The Pacers have 12 players under contract for next season, including all five starters. Injuries sidetracked everything this past season and a rebuild is not in the cards.
Carlisle to Fieldhouse Files: “Situation with upside. Like the roster and skillset of team.”
He becomes the 16th coach in franchise history — taking over for Nate Bjorkgren, who was Pacers head coach for just eight months. (The Pacers are on the hook to pay Bjorkgren next season as well.)
“We've got guys on our team that have earned the right to have a voice (on the next coach),” Pritchard said earlier this month, “but I do believe there's a point where someone has to make a decision that pushes those players to push the envelope so they become the best and they don't fall into 'I'm just going to play into what I do best.' You got to push players. This is human management. What you got to do is you got to get them to be their best — and that's what great coaches do.”
The team is coming off a 34-38 season, including 13-23 at home, and missed out on the playoffs for the first time in six seasons. They were challenged by lack of time together, injuries, awful defense and Bjorkgren’s poor interpersonal skills.
“I wanted to take a chance and have something that maybe had a lower floor but a higher ceiling,” Pritchard said of his change in mentality. “And this year, maybe it's skewed down a little bit and maybe (we’ll) look at something a little bit different.”
So this time, the front office valued experience and previous success — and benefited from Carlisle suddenly becoming available.

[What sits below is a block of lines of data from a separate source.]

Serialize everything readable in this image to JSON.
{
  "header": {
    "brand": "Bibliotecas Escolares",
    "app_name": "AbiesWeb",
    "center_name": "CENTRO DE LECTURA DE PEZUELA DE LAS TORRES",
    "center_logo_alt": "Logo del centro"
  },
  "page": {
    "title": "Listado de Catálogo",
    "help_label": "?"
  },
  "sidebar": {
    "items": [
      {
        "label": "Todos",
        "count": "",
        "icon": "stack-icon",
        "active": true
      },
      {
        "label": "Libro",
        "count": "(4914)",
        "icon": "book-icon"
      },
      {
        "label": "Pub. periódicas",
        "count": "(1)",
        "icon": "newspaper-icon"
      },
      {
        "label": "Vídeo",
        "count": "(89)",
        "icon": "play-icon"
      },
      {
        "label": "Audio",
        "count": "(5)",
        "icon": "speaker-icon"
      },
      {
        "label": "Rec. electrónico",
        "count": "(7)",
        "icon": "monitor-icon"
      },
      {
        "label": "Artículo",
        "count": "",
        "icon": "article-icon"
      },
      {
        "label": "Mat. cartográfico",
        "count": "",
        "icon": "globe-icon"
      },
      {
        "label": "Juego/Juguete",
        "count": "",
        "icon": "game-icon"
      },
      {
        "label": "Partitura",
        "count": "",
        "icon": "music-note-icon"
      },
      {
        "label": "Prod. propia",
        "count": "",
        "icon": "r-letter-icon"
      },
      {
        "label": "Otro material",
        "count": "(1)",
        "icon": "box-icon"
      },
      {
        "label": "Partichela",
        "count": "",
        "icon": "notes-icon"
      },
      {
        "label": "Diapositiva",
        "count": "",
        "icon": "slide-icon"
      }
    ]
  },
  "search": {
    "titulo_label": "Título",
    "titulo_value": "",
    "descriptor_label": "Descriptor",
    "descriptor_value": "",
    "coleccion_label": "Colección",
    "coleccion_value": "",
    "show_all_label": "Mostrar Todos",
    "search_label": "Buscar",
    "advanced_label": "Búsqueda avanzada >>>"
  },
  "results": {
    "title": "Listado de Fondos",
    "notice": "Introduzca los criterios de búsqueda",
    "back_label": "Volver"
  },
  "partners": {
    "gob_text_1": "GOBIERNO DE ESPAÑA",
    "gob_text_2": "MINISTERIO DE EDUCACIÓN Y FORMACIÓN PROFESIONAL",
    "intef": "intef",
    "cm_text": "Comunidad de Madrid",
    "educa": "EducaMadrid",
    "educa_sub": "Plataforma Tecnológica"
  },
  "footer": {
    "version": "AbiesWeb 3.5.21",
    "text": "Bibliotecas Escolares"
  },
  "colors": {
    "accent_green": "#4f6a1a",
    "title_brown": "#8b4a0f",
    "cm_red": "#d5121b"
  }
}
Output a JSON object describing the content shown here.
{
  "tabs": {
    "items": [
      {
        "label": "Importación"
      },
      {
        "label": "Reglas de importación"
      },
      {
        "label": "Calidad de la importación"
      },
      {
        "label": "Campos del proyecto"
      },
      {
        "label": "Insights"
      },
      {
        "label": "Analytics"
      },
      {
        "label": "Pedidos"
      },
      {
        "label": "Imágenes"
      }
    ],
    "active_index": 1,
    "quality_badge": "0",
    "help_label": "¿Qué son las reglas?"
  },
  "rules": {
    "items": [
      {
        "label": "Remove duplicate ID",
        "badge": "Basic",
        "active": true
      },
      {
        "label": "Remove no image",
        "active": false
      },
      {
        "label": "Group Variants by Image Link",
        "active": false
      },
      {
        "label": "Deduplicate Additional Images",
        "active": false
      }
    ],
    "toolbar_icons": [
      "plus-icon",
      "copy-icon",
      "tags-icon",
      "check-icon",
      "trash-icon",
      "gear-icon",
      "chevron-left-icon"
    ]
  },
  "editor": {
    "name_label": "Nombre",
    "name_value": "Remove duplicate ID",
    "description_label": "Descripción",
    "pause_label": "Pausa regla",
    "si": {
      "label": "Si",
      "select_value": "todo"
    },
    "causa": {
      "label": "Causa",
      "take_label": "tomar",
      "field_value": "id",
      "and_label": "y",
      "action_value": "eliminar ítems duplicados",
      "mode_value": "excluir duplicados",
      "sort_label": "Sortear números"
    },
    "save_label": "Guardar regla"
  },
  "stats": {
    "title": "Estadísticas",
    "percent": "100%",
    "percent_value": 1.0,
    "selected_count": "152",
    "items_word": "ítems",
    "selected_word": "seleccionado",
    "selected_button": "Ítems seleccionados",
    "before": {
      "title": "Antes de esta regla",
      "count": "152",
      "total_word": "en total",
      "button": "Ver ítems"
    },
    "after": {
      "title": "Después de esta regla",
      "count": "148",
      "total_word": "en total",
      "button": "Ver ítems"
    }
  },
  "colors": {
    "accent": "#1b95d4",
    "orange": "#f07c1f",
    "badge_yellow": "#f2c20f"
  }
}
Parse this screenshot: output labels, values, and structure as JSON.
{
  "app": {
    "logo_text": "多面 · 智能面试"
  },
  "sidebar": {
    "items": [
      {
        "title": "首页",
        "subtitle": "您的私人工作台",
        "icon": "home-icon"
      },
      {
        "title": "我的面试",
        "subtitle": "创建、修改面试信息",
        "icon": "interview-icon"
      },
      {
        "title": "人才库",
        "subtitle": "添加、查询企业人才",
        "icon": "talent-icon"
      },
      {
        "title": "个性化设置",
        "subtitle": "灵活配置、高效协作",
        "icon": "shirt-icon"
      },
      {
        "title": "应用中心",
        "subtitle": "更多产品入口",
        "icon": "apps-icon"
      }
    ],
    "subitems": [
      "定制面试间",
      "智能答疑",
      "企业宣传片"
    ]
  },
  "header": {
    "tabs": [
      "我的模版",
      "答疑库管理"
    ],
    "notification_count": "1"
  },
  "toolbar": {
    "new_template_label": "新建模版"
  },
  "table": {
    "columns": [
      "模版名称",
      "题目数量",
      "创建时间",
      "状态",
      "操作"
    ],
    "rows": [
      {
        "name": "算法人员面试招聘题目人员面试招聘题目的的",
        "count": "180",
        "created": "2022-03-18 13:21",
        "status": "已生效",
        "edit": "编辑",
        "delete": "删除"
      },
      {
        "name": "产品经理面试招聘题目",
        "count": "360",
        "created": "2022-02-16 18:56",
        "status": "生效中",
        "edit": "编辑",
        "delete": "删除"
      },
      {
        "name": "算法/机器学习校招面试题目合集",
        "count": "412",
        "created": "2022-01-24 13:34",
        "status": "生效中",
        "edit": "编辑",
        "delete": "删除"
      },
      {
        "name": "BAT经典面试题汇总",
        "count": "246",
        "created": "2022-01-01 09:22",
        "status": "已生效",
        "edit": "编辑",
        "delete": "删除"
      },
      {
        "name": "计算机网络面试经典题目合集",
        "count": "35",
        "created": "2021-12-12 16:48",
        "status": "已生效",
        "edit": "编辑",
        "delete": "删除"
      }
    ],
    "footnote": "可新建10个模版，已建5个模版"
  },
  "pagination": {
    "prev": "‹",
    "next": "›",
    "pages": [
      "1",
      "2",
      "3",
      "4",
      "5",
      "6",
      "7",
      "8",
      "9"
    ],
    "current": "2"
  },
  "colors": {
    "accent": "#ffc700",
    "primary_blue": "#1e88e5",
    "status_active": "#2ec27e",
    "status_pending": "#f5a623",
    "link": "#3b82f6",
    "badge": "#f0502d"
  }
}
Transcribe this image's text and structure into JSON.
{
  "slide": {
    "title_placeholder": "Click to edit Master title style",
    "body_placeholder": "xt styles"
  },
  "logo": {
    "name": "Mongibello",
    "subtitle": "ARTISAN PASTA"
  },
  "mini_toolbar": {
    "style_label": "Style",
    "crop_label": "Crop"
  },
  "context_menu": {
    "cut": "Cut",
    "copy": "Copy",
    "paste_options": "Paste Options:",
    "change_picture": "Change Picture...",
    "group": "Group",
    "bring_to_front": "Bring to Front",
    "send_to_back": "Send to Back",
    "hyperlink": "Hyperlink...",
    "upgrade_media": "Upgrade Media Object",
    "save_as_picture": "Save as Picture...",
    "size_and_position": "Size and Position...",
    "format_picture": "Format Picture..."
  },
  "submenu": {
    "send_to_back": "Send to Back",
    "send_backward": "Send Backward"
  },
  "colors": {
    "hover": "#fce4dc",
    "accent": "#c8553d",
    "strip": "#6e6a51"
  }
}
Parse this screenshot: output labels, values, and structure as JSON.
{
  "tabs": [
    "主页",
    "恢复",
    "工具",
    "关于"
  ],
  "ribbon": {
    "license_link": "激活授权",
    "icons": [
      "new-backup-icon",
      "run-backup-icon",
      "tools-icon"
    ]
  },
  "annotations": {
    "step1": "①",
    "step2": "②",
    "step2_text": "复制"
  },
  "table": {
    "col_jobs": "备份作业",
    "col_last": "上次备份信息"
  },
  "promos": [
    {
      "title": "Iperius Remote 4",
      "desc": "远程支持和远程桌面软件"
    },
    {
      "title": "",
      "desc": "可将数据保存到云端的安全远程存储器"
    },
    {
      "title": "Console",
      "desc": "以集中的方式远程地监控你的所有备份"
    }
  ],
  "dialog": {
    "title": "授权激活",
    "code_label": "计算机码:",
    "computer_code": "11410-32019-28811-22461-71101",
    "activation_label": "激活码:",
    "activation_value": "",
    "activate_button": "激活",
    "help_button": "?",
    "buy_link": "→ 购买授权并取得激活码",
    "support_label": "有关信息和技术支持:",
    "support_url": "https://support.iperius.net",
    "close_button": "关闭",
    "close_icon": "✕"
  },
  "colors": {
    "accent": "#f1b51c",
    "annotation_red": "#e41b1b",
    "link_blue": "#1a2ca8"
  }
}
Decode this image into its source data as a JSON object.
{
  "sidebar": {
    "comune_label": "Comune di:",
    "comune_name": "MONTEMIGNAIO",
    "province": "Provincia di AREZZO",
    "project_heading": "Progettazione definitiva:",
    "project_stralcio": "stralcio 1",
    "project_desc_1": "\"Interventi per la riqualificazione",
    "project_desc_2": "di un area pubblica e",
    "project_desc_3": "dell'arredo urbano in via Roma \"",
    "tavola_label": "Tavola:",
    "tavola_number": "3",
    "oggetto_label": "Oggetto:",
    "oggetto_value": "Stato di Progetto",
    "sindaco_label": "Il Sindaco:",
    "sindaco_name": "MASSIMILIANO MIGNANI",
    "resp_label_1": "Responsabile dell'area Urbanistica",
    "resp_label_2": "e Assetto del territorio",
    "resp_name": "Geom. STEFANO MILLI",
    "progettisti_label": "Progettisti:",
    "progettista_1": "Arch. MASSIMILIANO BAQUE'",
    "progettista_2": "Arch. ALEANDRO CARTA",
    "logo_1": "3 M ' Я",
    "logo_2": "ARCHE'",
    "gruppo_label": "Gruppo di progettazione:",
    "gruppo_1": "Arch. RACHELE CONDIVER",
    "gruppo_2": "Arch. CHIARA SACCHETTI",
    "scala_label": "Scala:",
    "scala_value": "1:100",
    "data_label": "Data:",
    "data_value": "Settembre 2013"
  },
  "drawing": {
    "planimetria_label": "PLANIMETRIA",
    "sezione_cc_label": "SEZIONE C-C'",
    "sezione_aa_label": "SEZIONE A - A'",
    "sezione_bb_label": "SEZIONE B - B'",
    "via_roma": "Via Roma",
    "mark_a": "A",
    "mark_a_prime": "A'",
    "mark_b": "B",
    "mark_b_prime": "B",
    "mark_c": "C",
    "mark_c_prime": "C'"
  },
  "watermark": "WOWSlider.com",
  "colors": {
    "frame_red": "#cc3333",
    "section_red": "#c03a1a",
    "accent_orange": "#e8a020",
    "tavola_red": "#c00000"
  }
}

He resigned as Mavs coach on June 17 with two years left under contract.
Hiring Carlisle is a huge offseason victory for the Pacers and should help re-energize the fan base.